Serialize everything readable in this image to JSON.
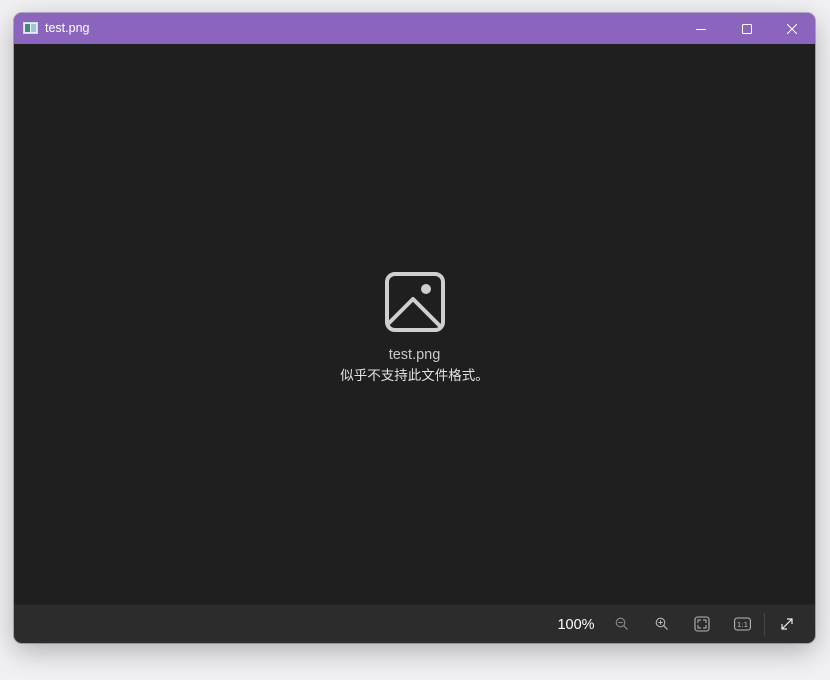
{
  "window": {
    "title": "test.png",
    "controls": {
      "minimize": "minimize",
      "maximize": "maximize",
      "close": "close"
    },
    "accent_color": "#8b64bd"
  },
  "viewer": {
    "background_color": "#1f1f1f",
    "icon": "image-icon",
    "filename": "test.png",
    "message": "似乎不支持此文件格式。"
  },
  "toolbar": {
    "zoom_label": "100%",
    "buttons": [
      {
        "name": "zoom-out",
        "icon": "zoom-out-icon"
      },
      {
        "name": "zoom-in",
        "icon": "zoom-in-icon"
      },
      {
        "name": "fit-to-window",
        "icon": "fit-screen-icon"
      },
      {
        "name": "actual-size",
        "icon": "actual-size-icon",
        "text": "1:1"
      },
      {
        "name": "fullscreen",
        "icon": "expand-icon"
      }
    ]
  }
}
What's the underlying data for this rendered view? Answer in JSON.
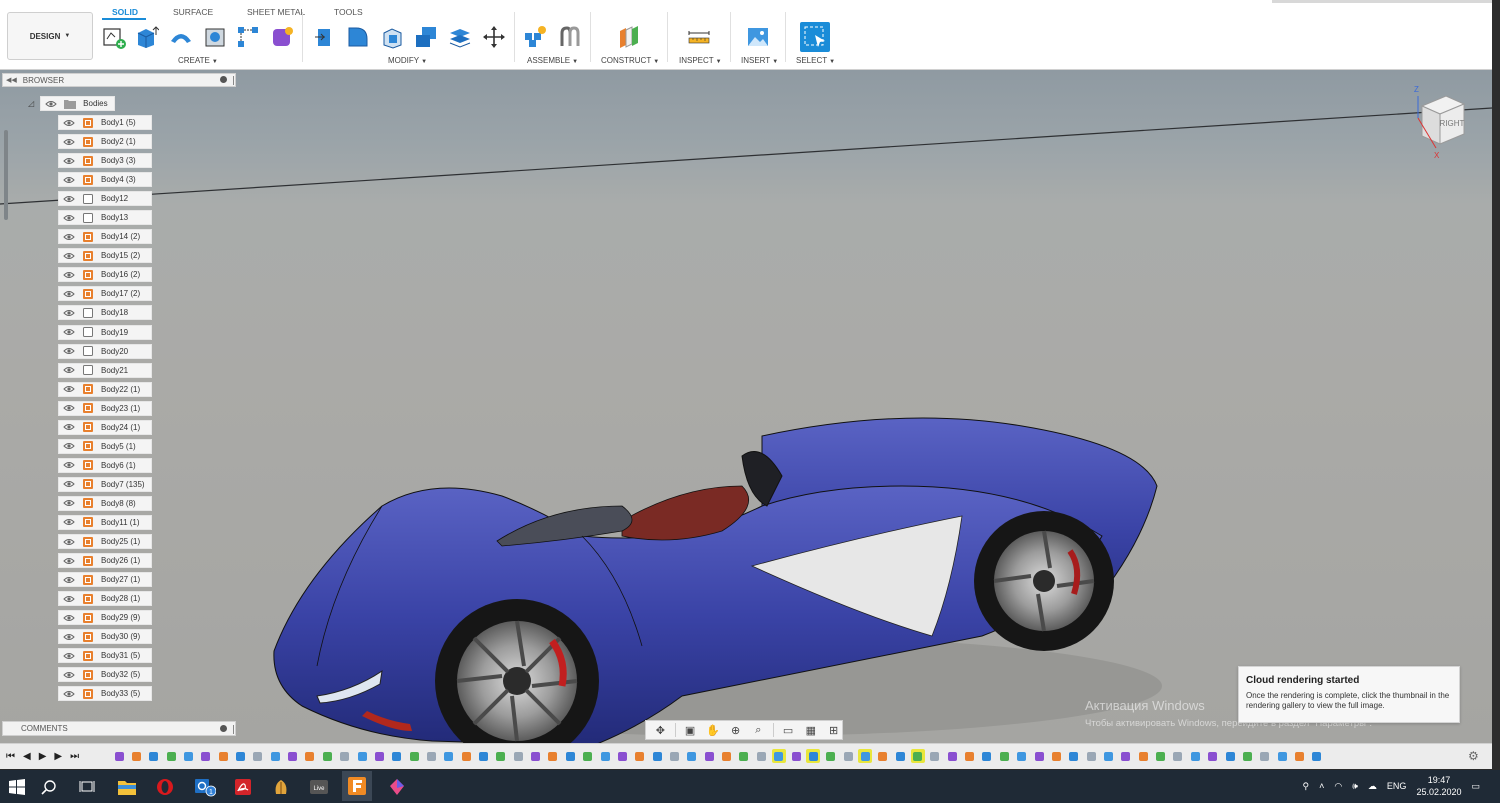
{
  "workspace": {
    "label": "DESIGN"
  },
  "tabs": [
    {
      "label": "SOLID",
      "active": true
    },
    {
      "label": "SURFACE"
    },
    {
      "label": "SHEET METAL"
    },
    {
      "label": "TOOLS"
    }
  ],
  "groups": {
    "create": "CREATE",
    "modify": "MODIFY",
    "assemble": "ASSEMBLE",
    "construct": "CONSTRUCT",
    "inspect": "INSPECT",
    "insert": "INSERT",
    "select": "SELECT"
  },
  "browser": {
    "title": "BROWSER",
    "folder": "Bodies",
    "bodies": [
      "Body1 (5)",
      "Body2 (1)",
      "Body3 (3)",
      "Body4 (3)",
      "Body12",
      "Body13",
      "Body14 (2)",
      "Body15 (2)",
      "Body16 (2)",
      "Body17 (2)",
      "Body18",
      "Body19",
      "Body20",
      "Body21",
      "Body22 (1)",
      "Body23 (1)",
      "Body24 (1)",
      "Body5 (1)",
      "Body6 (1)",
      "Body7 (135)",
      "Body8 (8)",
      "Body11 (1)",
      "Body25 (1)",
      "Body26 (1)",
      "Body27 (1)",
      "Body28 (1)",
      "Body29 (9)",
      "Body30 (9)",
      "Body31 (5)",
      "Body32 (5)",
      "Body33 (5)"
    ]
  },
  "comments": {
    "title": "COMMENTS"
  },
  "viewcube": {
    "face": "RIGHT",
    "axis_z": "Z",
    "axis_x": "X"
  },
  "toast": {
    "title": "Cloud rendering started",
    "body": "Once the rendering is complete, click the thumbnail in the rendering gallery to view the full image."
  },
  "watermark": {
    "line1": "Активация Windows",
    "line2": "Чтобы активировать Windows, перейдите в раздел \"Параметры\"."
  },
  "taskbar": {
    "lang": "ENG",
    "time": "19:47",
    "date": "25.02.2020",
    "badge": "1"
  },
  "colors": {
    "accent": "#1a8cd8",
    "car_body": "#3a43a6",
    "viewport_bg": "#a9aaa8",
    "taskbar": "#1f2a36"
  }
}
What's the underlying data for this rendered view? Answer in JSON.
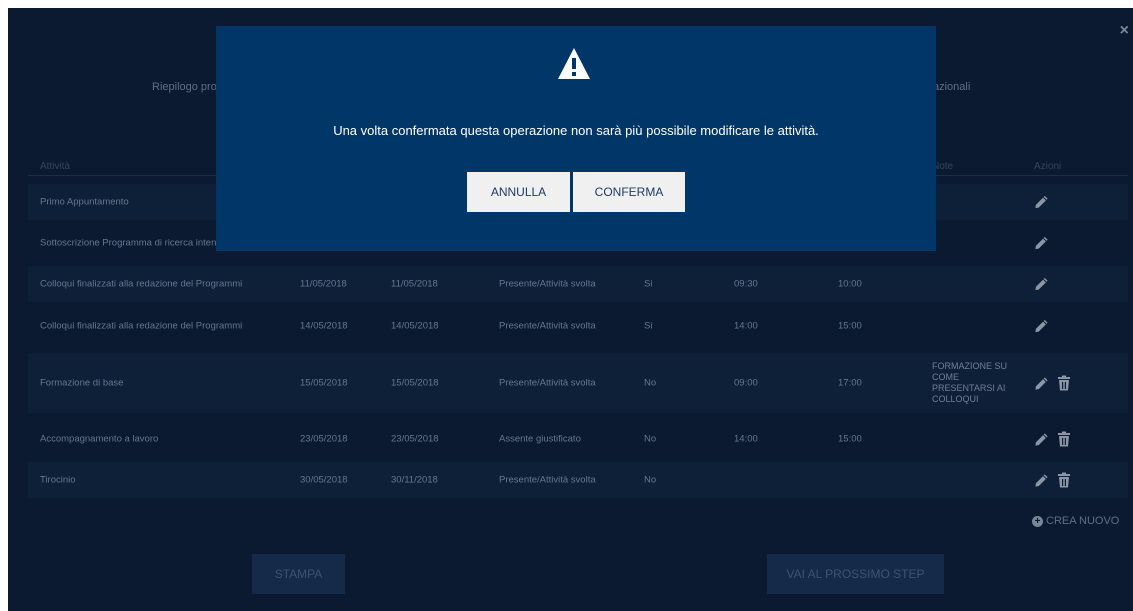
{
  "close_symbol": "×",
  "summary": {
    "left_text": "Riepilogo pro",
    "right_text": "azionali"
  },
  "table": {
    "headers": {
      "activity": "Attività",
      "notes": "Note",
      "actions": "Azioni"
    },
    "rows": [
      {
        "activity": "Primo Appuntamento",
        "date_from": "",
        "date_to": "",
        "status": "",
        "attended": "",
        "time_from": "",
        "time_to": "",
        "note": "",
        "editable": true,
        "deletable": false
      },
      {
        "activity": "Sottoscrizione Programma di ricerca intens",
        "date_from": "",
        "date_to": "",
        "status": "",
        "attended": "",
        "time_from": "",
        "time_to": "",
        "note": "",
        "editable": true,
        "deletable": false
      },
      {
        "activity": "Colloqui finalizzati alla redazione del Programmi",
        "date_from": "11/05/2018",
        "date_to": "11/05/2018",
        "status": "Presente/Attività svolta",
        "attended": "Si",
        "time_from": "09:30",
        "time_to": "10:00",
        "note": "",
        "editable": true,
        "deletable": false
      },
      {
        "activity": "Colloqui finalizzati alla redazione del Programmi",
        "date_from": "14/05/2018",
        "date_to": "14/05/2018",
        "status": "Presente/Attività svolta",
        "attended": "Si",
        "time_from": "14:00",
        "time_to": "15:00",
        "note": "",
        "editable": true,
        "deletable": false
      },
      {
        "activity": "Formazione di base",
        "date_from": "15/05/2018",
        "date_to": "15/05/2018",
        "status": "Presente/Attività svolta",
        "attended": "No",
        "time_from": "09:00",
        "time_to": "17:00",
        "note": "FORMAZIONE SU COME PRESENTARSI AI COLLOQUI",
        "editable": true,
        "deletable": true
      },
      {
        "activity": "Accompagnamento a lavoro",
        "date_from": "23/05/2018",
        "date_to": "23/05/2018",
        "status": "Assente giustificato",
        "attended": "No",
        "time_from": "14:00",
        "time_to": "15:00",
        "note": "",
        "editable": true,
        "deletable": true
      },
      {
        "activity": "Tirocinio",
        "date_from": "30/05/2018",
        "date_to": "30/11/2018",
        "status": "Presente/Attività svolta",
        "attended": "No",
        "time_from": "",
        "time_to": "",
        "note": "",
        "editable": true,
        "deletable": true
      }
    ]
  },
  "create_new_label": "CREA NUOVO",
  "footer": {
    "print_label": "STAMPA",
    "next_label": "VAI AL PROSSIMO STEP"
  },
  "modal": {
    "icon": "warning-icon",
    "message": "Una volta confermata questa operazione non sarà più possibile modificare le attività.",
    "cancel_label": "ANNULLA",
    "confirm_label": "CONFERMA"
  },
  "colors": {
    "background": "#0b1a31",
    "modal": "#003668",
    "modal_button": "#f0f0f0",
    "footer_button": "#142a48"
  }
}
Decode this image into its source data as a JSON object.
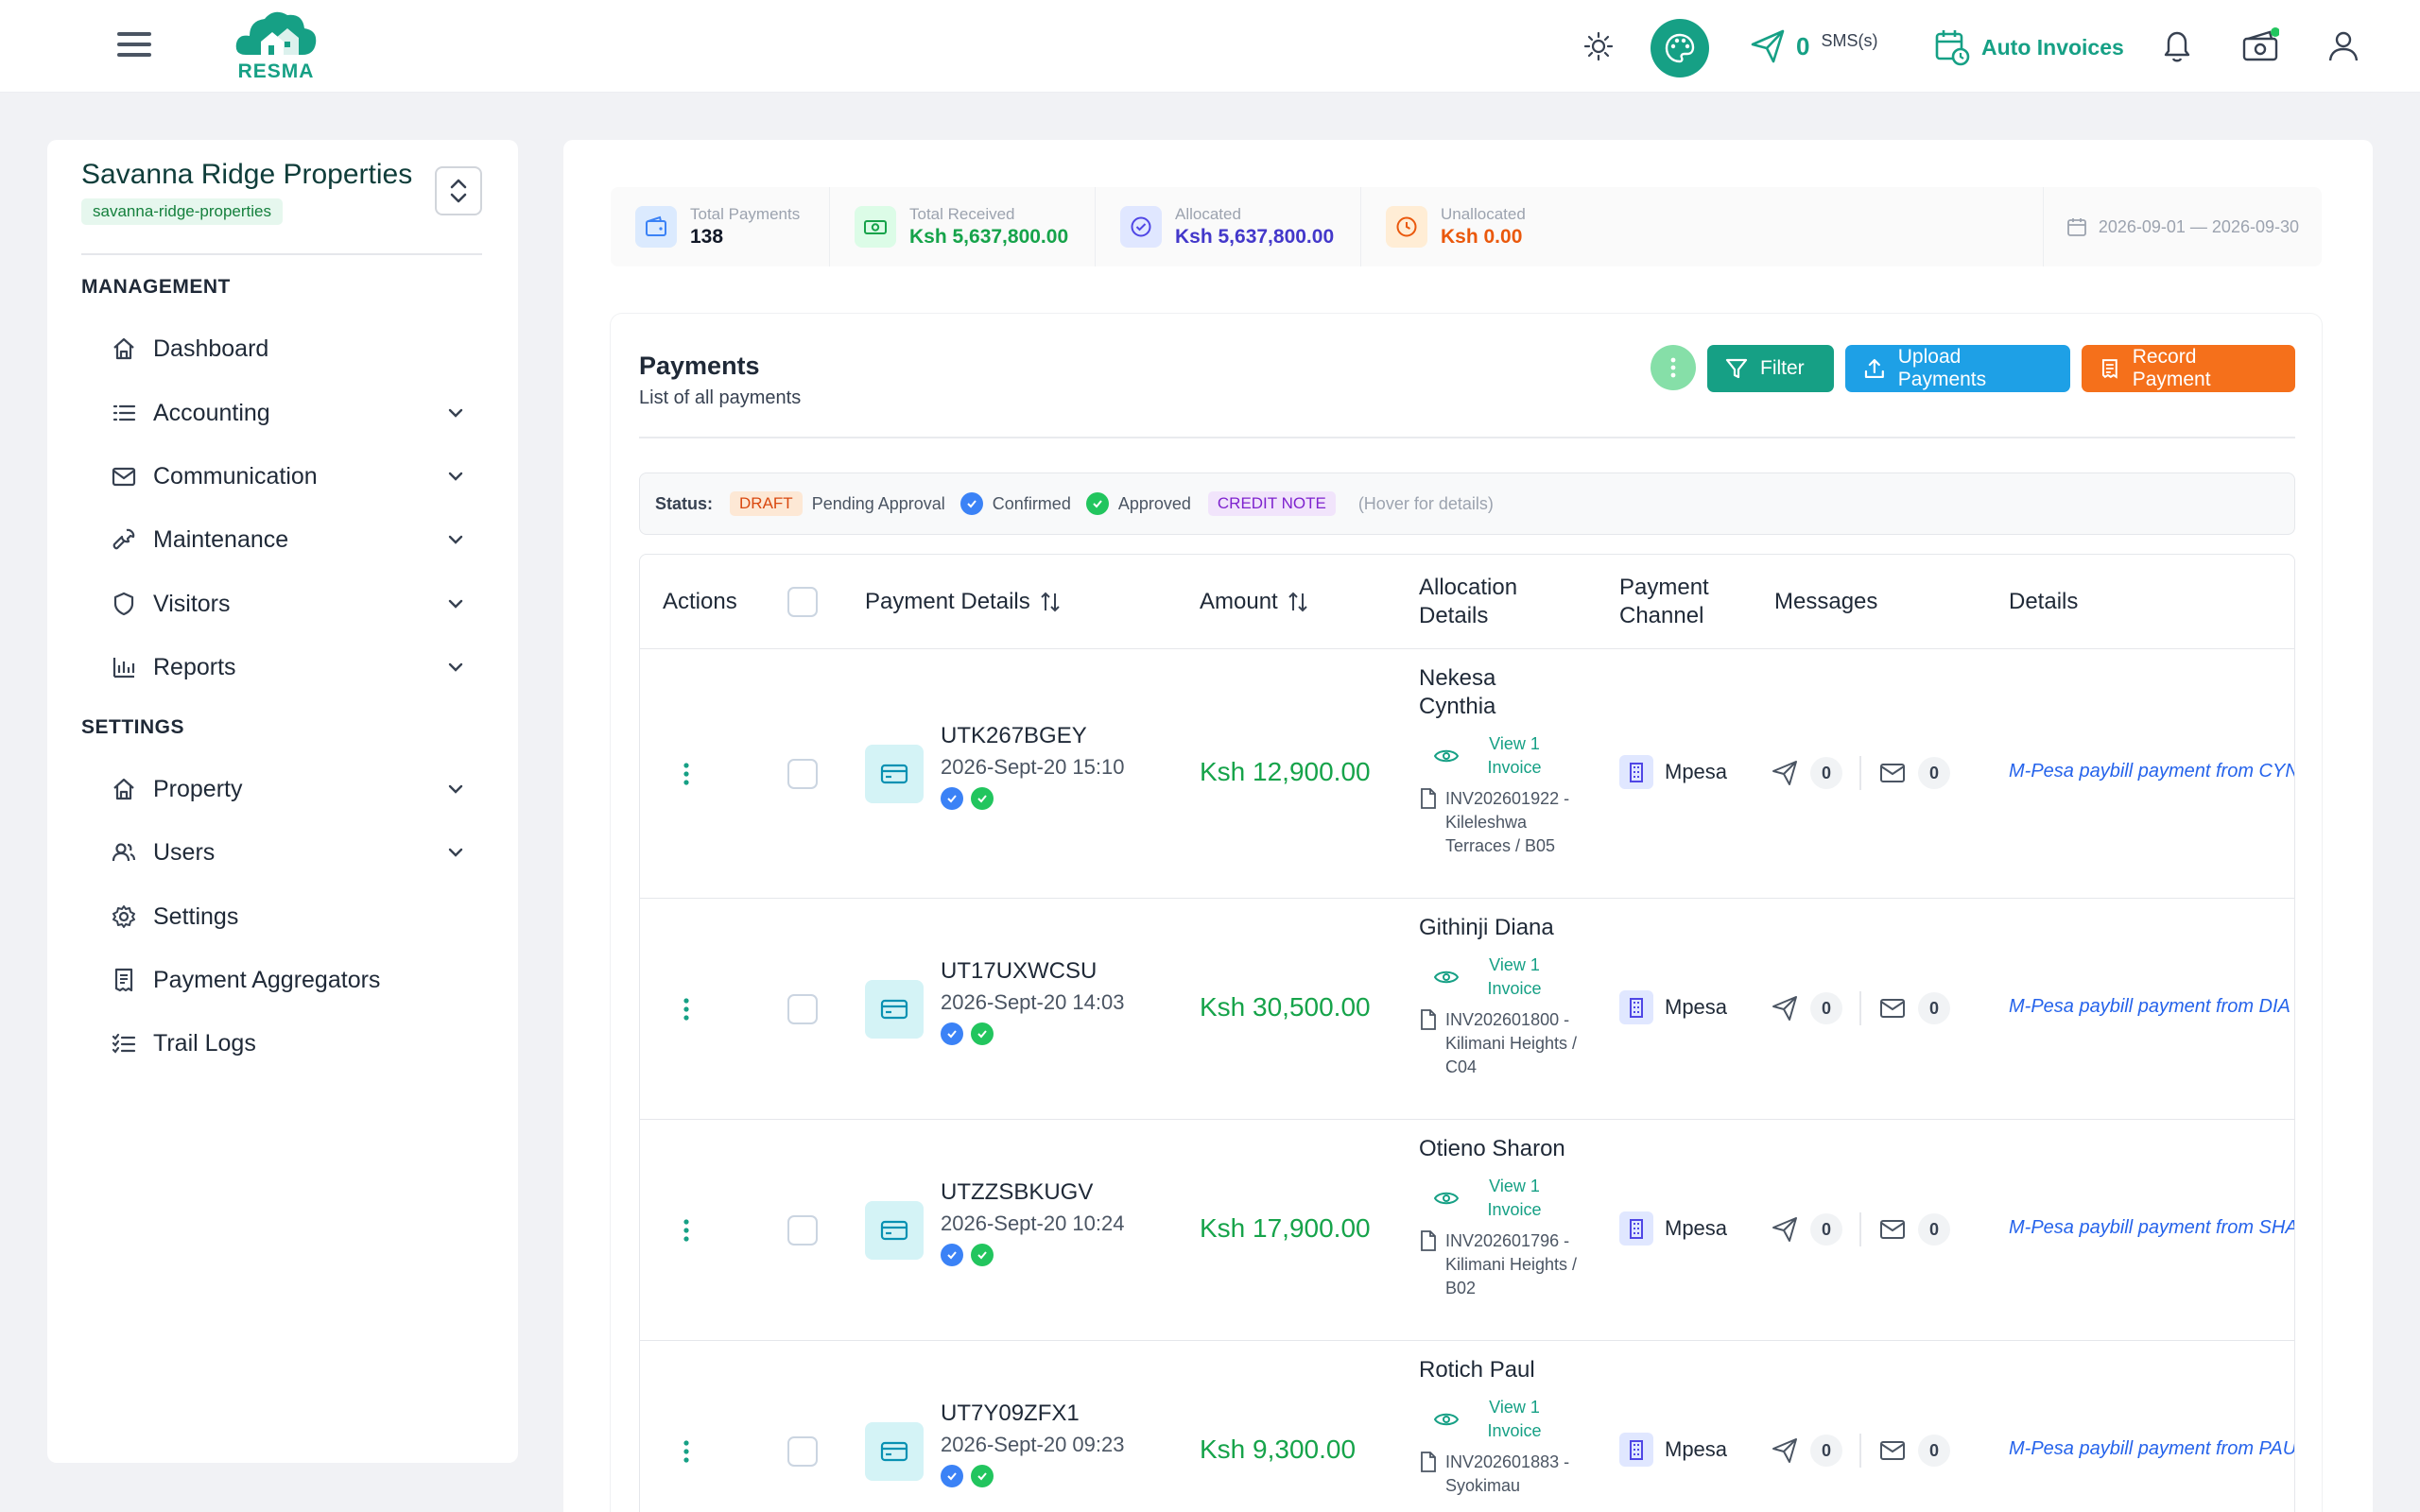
{
  "topbar": {
    "logo_text": "RESMA",
    "sms_count": "0",
    "sms_unit": "SMS(s)",
    "auto_invoices": "Auto Invoices"
  },
  "sidebar": {
    "property_name": "Savanna Ridge Properties",
    "property_slug": "savanna-ridge-properties",
    "management_heading": "MANAGEMENT",
    "settings_heading": "SETTINGS",
    "management_items": [
      {
        "label": "Dashboard",
        "icon": "home-icon",
        "expandable": false
      },
      {
        "label": "Accounting",
        "icon": "list-icon",
        "expandable": true
      },
      {
        "label": "Communication",
        "icon": "mail-icon",
        "expandable": true
      },
      {
        "label": "Maintenance",
        "icon": "wrench-icon",
        "expandable": true
      },
      {
        "label": "Visitors",
        "icon": "shield-icon",
        "expandable": true
      },
      {
        "label": "Reports",
        "icon": "bar-chart-icon",
        "expandable": true
      }
    ],
    "settings_items": [
      {
        "label": "Property",
        "icon": "home-icon",
        "expandable": true
      },
      {
        "label": "Users",
        "icon": "users-icon",
        "expandable": true
      },
      {
        "label": "Settings",
        "icon": "gear-icon",
        "expandable": false
      },
      {
        "label": "Payment Aggregators",
        "icon": "receipt-icon",
        "expandable": false
      },
      {
        "label": "Trail Logs",
        "icon": "checklist-icon",
        "expandable": false
      }
    ]
  },
  "stats": {
    "total_payments_label": "Total Payments",
    "total_payments_value": "138",
    "total_received_label": "Total Received",
    "total_received_value": "Ksh 5,637,800.00",
    "allocated_label": "Allocated",
    "allocated_value": "Ksh 5,637,800.00",
    "unallocated_label": "Unallocated",
    "unallocated_value": "Ksh 0.00",
    "date_range": "2026-09-01 — 2026-09-30"
  },
  "payments": {
    "title": "Payments",
    "subtitle": "List of all payments",
    "filter_label": "Filter",
    "upload_label": "Upload Payments",
    "record_label": "Record Payment"
  },
  "legend": {
    "status_label": "Status:",
    "draft": "DRAFT",
    "pending": "Pending Approval",
    "confirmed": "Confirmed",
    "approved": "Approved",
    "credit_note": "CREDIT NOTE",
    "hint": "(Hover for details)"
  },
  "table": {
    "headers": {
      "actions": "Actions",
      "payment_details": "Payment Details",
      "amount": "Amount",
      "allocation_line1": "Allocation",
      "allocation_line2": "Details",
      "channel_line1": "Payment",
      "channel_line2": "Channel",
      "messages": "Messages",
      "details": "Details"
    },
    "rows": [
      {
        "ref": "UTK267BGEY",
        "datetime": "2026-Sept-20 15:10",
        "amount": "Ksh 12,900.00",
        "tenant": "Nekesa Cynthia",
        "view_invoice": "View 1 Invoice",
        "invoice": "INV202601922 - Kileleshwa Terraces / B05",
        "channel": "Mpesa",
        "sms_count": "0",
        "email_count": "0",
        "detail": "M-Pesa paybill payment from CYN"
      },
      {
        "ref": "UT17UXWCSU",
        "datetime": "2026-Sept-20 14:03",
        "amount": "Ksh 30,500.00",
        "tenant": "Githinji Diana",
        "view_invoice": "View 1 Invoice",
        "invoice": "INV202601800 - Kilimani Heights / C04",
        "channel": "Mpesa",
        "sms_count": "0",
        "email_count": "0",
        "detail": "M-Pesa paybill payment from DIA"
      },
      {
        "ref": "UTZZSBKUGV",
        "datetime": "2026-Sept-20 10:24",
        "amount": "Ksh 17,900.00",
        "tenant": "Otieno Sharon",
        "view_invoice": "View 1 Invoice",
        "invoice": "INV202601796 - Kilimani Heights / B02",
        "channel": "Mpesa",
        "sms_count": "0",
        "email_count": "0",
        "detail": "M-Pesa paybill payment from SHA"
      },
      {
        "ref": "UT7Y09ZFX1",
        "datetime": "2026-Sept-20 09:23",
        "amount": "Ksh 9,300.00",
        "tenant": "Rotich Paul",
        "view_invoice": "View 1 Invoice",
        "invoice": "INV202601883 - Syokimau",
        "channel": "Mpesa",
        "sms_count": "0",
        "email_count": "0",
        "detail": "M-Pesa paybill payment from PAU"
      }
    ]
  },
  "colors": {
    "brand_green": "#16a085",
    "amount_green": "#16a34a",
    "upload_blue": "#1ea0e6",
    "record_orange": "#f5701b",
    "confirmed_blue": "#3b82f6",
    "approved_green": "#22c55e"
  }
}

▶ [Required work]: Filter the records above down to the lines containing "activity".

▶ [Response to this task]:
      "activity": "Attività",
        "activity": "Primo Appuntamento",
        "activity": "Sottoscrizione Programma di ricerca intens",
        "activity": "Colloqui finalizzati alla redazione del Programmi",
        "activity": "Colloqui finalizzati alla redazione del Programmi",
        "activity": "Formazione di base",
        "activity": "Accompagnamento a lavoro",
        "activity": "Tirocinio",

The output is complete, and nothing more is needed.